Psoriasis is a chronic skin condition characterized by inflammation. As we learn more about psoriasis, we realize this inflammation is not limited to the skin, but also extends throughout the body, thereby affecting other organ systems. This means that psoriasis patients are at risk for multiple other internal diseases.
Most importantly, chronic inflammation of the blood vessels may be increased in patients with psoriasis, and may contribute to the development atherosclerosis, or fatty plaques that form in the walls of arteries and cause blockages to develop.
Psoriasis Risk Factors
Multiple studies suggest that patients with psoriasis are at increased risk for having heart attacks and strokes, with a higher risk being associated with having more severe psoriasis. Psoriasis also appears to be associated with an increased risk of having diabetes, obesity, high blood pressure, and high cholesterol. All of these conditions are risk factors for developing cardiovascular disease.
Other diseases occur more often in patients with psoriasis. Inflammatory bowel disease, especially Crohn’s disease, is seen more frequently in psoriasis patients, as is non-alcoholic fatty liver disease. Severe psoriasis may be a risk factor for chronic kidney disease and may be associated with an increased risk of cancer, especially lymphoma. Finally, inflammation of the joints caused by psoriasis, also known as psoriatic arthritis, occurs in 6% to 42% of patients with psoriasis, with a higher risk of arthritis being seen in patients with more extensive skin disease.
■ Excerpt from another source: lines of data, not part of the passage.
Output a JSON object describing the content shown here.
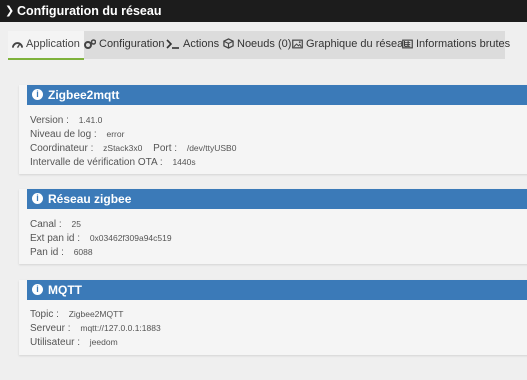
{
  "header": {
    "title": "Configuration du réseau"
  },
  "tabs": [
    {
      "label": "Application",
      "icon": "dashboard-icon"
    },
    {
      "label": "Configuration",
      "icon": "cogs-icon"
    },
    {
      "label": "Actions",
      "icon": "terminal-icon"
    },
    {
      "label": "Noeuds (0)",
      "icon": "cube-icon"
    },
    {
      "label": "Graphique du réseau",
      "icon": "image-icon"
    },
    {
      "label": "Informations brutes",
      "icon": "list-icon"
    }
  ],
  "app": {
    "title": "Zigbee2mqtt",
    "version_label": "Version :",
    "version": "1.41.0",
    "loglevel_label": "Niveau de log :",
    "loglevel": "error",
    "coordinator_label": "Coordinateur :",
    "coordinator": "zStack3x0",
    "port_label": "Port :",
    "port": "/dev/ttyUSB0",
    "ota_label": "Intervalle de vérification OTA :",
    "ota": "1440s"
  },
  "zigbee": {
    "title": "Réseau zigbee",
    "channel_label": "Canal :",
    "channel": "25",
    "ext_pan_label": "Ext pan id :",
    "ext_pan": "0x03462f309a94c519",
    "pan_label": "Pan id :",
    "pan": "6088"
  },
  "mqtt": {
    "title": "MQTT",
    "topic_label": "Topic :",
    "topic": "Zigbee2MQTT",
    "server_label": "Serveur :",
    "server": "mqtt://127.0.0.1:1883",
    "user_label": "Utilisateur :",
    "user": "jeedom"
  },
  "colors": {
    "header_bg": "#1c1c1c",
    "panel_header": "#3b7ab8",
    "tab_active_border": "#7fb23c"
  }
}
People with psoriasis should be screened for the above-mentioned problems. Psoriasis patients should see their primary care physician periodically and have their blood pressure checked, as well as be screened for high cholesterol and diabetes. Smoking cessation and weight loss are also important. It has been shown that psoriasis improves when patients lose weight and smoking increases the risk of cardiovascular problems.
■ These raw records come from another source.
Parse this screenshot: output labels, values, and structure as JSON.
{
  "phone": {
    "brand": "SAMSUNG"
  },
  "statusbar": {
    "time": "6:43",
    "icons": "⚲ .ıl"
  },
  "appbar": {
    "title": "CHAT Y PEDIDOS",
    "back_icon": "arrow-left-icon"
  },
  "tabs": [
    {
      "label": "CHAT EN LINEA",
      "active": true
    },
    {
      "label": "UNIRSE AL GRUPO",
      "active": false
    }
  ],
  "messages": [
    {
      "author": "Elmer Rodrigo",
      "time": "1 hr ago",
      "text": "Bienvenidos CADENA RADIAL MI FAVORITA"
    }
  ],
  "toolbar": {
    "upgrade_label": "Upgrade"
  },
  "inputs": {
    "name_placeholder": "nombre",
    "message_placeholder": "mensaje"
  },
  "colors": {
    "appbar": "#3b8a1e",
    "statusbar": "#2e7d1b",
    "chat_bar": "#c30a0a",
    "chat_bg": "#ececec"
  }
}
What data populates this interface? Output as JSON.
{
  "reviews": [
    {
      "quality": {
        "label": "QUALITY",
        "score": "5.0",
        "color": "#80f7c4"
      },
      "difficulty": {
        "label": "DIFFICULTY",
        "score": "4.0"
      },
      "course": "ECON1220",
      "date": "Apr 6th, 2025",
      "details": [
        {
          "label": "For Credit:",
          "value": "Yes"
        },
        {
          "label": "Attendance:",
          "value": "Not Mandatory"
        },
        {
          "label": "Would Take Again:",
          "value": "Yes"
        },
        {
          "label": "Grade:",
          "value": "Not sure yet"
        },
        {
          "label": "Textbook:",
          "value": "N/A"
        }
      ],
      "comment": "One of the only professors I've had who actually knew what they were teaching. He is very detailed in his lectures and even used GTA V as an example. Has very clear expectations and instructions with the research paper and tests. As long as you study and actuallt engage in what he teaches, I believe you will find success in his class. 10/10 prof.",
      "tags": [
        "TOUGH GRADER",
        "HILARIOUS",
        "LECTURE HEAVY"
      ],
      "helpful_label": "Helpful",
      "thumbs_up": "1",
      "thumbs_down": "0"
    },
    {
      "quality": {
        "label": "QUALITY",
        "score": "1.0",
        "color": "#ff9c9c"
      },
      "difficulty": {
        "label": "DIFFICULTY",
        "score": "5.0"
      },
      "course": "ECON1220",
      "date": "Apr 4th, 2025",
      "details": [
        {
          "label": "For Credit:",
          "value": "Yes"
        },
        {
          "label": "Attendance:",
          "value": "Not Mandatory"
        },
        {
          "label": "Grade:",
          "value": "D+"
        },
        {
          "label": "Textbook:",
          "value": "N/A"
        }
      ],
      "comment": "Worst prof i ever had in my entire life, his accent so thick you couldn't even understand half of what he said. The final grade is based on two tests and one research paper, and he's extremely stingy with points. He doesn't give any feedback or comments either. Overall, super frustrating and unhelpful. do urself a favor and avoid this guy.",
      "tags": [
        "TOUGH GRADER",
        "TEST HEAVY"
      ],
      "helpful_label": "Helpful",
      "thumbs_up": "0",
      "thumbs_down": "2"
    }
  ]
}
Some medications that are taken internally to treat psoriasis have been associated with a decrease in cardiovascular events. These medications are known as tumor necrosis factor inhibitors and are injected under the skin periodically to treat psoriasis by decreasing inflammation in the skin and throughout the body. They may also help decrease the risk of cardiovascular events in patients who use them, although they should be avoided in patients who have alcoholic liver disease. Since ultraviolet light therapy and some of the medications used internally to treat psoriasis may be associated with a higher risk of skin cancer, psoriasis patients receiving these treatments should have annual skin cancer screenings. Patients who have joint swelling, tenderness, or morning stiffness that lasts for 30 minutes or longer and improves with activity may have psoriatic arthritis and may benefit from an internal medication to treat their psoriasis and joint problems.
Get Screened for Risk Factors
If you have psoriasis, then it is important that you see your primary care physician and be screened for risk factors for cardiovascular disease such as high cholesterol, high blood pressure and diabetes. Stop smoking and lose excess weight. Be sure to tell your physicians if you have joint swelling, tenderness, and/or morning stiffness so your doctors can determine if you have psoriatic arthritis that might benefit from an internal medication. Some of these medications may not only improve your psoriasis, but also lower your risk of having a stroke or heart attack.
See a dermatologist to guide you in choosing the best psoriasis medications for your skin, joints and general health.
Takeshita J, Grewal S, Langan SM, Mehta NN, Ogdie A, Van Voorhees AS, Gelfand JM. Psoriasis and comorbid diseases: Epidemiology. J Am Acad Dermatol. 2017 Mar;76(3):377-390.
Takeshita J, Grewal S, Langan SM, Mehta NN, Ogdie A, Van Voorhees AS, Gelfand JM. Psoriasis and comorbid diseases: Implications for management. J Am Acad Dermatol. 2017 Mar;76(3):393-403.